● **Task directions**: Nothing in the data may change. Copy all of it exactly.

● **Entries from a dataset of interfaces**:
▶

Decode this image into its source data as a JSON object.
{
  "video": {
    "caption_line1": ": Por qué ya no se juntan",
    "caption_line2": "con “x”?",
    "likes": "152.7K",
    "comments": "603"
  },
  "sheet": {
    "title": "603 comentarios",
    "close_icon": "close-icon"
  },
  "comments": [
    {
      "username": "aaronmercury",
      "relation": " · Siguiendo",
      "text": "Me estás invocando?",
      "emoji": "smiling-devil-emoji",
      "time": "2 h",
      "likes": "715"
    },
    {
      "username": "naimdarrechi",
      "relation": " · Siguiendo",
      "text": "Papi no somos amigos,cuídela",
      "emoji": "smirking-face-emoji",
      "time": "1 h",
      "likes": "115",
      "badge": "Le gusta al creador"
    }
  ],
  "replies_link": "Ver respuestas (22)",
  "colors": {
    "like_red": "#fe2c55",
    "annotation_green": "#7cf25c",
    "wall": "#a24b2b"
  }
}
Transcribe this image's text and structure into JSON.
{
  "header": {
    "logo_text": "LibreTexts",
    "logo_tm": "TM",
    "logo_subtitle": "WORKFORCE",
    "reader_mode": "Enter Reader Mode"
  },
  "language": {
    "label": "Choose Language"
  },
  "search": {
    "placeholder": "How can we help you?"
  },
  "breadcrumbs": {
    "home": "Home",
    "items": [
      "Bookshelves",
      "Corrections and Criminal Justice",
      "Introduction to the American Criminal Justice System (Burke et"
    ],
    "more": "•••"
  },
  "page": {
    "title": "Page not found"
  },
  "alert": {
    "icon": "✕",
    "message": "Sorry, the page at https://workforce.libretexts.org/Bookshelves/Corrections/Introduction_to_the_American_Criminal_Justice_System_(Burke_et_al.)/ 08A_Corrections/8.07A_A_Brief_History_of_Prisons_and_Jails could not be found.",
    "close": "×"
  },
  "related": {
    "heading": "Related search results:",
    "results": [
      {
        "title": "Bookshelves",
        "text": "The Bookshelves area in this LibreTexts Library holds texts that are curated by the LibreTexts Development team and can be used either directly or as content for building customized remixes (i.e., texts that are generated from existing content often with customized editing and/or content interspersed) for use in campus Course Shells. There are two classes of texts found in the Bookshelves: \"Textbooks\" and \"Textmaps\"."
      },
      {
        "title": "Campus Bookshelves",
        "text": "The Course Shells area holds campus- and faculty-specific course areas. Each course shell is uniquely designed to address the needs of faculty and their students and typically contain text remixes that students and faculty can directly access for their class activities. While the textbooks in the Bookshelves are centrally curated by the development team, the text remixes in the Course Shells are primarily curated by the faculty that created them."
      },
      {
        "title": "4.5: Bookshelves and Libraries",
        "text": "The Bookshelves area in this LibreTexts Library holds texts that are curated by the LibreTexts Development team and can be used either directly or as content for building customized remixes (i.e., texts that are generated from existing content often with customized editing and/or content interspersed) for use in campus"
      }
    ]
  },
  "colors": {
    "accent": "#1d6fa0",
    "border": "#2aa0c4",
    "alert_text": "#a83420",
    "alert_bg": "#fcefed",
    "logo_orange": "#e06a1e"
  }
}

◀

● **Answer to this exercise**:
Decode this image into its source data as a JSON object.
{
  "video": {
    "caption_line1": ": Por qué ya no se juntan",
    "caption_line2": "con “x”?",
    "likes": "152.7K",
    "comments": "603"
  },
  "sheet": {
    "title": "603 comentarios",
    "close_icon": "close-icon"
  },
  "comments": [
    {
      "username": "aaronmercury",
      "relation": " · Siguiendo",
      "text": "Me estás invocando?",
      "emoji": "smiling-devil-emoji",
      "time": "2 h",
      "likes": "715"
    },
    {
      "username": "naimdarrechi",
      "relation": " · Siguiendo",
      "text": "Papi no somos amigos,cuídela",
      "emoji": "smirking-face-emoji",
      "time": "1 h",
      "likes": "115",
      "badge": "Le gusta al creador"
    }
  ],
  "replies_link": "Ver respuestas (22)",
  "colors": {
    "like_red": "#fe2c55",
    "annotation_green": "#7cf25c",
    "wall": "#a24b2b"
  }
}
Transcribe this image's text and structure into JSON.
{
  "header": {
    "logo_text": "LibreTexts",
    "logo_tm": "TM",
    "logo_subtitle": "WORKFORCE",
    "reader_mode": "Enter Reader Mode"
  },
  "language": {
    "label": "Choose Language"
  },
  "search": {
    "placeholder": "How can we help you?"
  },
  "breadcrumbs": {
    "home": "Home",
    "items": [
      "Bookshelves",
      "Corrections and Criminal Justice",
      "Introduction to the American Criminal Justice System (Burke et"
    ],
    "more": "•••"
  },
  "page": {
    "title": "Page not found"
  },
  "alert": {
    "icon": "✕",
    "message": "Sorry, the page at https://workforce.libretexts.org/Bookshelves/Corrections/Introduction_to_the_American_Criminal_Justice_System_(Burke_et_al.)/ 08A_Corrections/8.07A_A_Brief_History_of_Prisons_and_Jails could not be found.",
    "close": "×"
  },
  "related": {
    "heading": "Related search results:",
    "results": [
      {
        "title": "Bookshelves",
        "text": "The Bookshelves area in this LibreTexts Library holds texts that are curated by the LibreTexts Development team and can be used either directly or as content for building customized remixes (i.e., texts that are generated from existing content often with customized editing and/or content interspersed) for use in campus Course Shells. There are two classes of texts found in the Bookshelves: \"Textbooks\" and \"Textmaps\"."
      },
      {
        "title": "Campus Bookshelves",
        "text": "The Course Shells area holds campus- and faculty-specific course areas. Each course shell is uniquely designed to address the needs of faculty and their students and typically contain text remixes that students and faculty can directly access for their class activities. While the textbooks in the Bookshelves are centrally curated by the development team, the text remixes in the Course Shells are primarily curated by the faculty that created them."
      },
      {
        "title": "4.5: Bookshelves and Libraries",
        "text": "The Bookshelves area in this LibreTexts Library holds texts that are curated by the LibreTexts Development team and can be used either directly or as content for building customized remixes (i.e., texts that are generated from existing content often with customized editing and/or content interspersed) for use in campus"
      }
    ]
  },
  "colors": {
    "accent": "#1d6fa0",
    "border": "#2aa0c4",
    "alert_text": "#a83420",
    "alert_bg": "#fcefed",
    "logo_orange": "#e06a1e"
  }
}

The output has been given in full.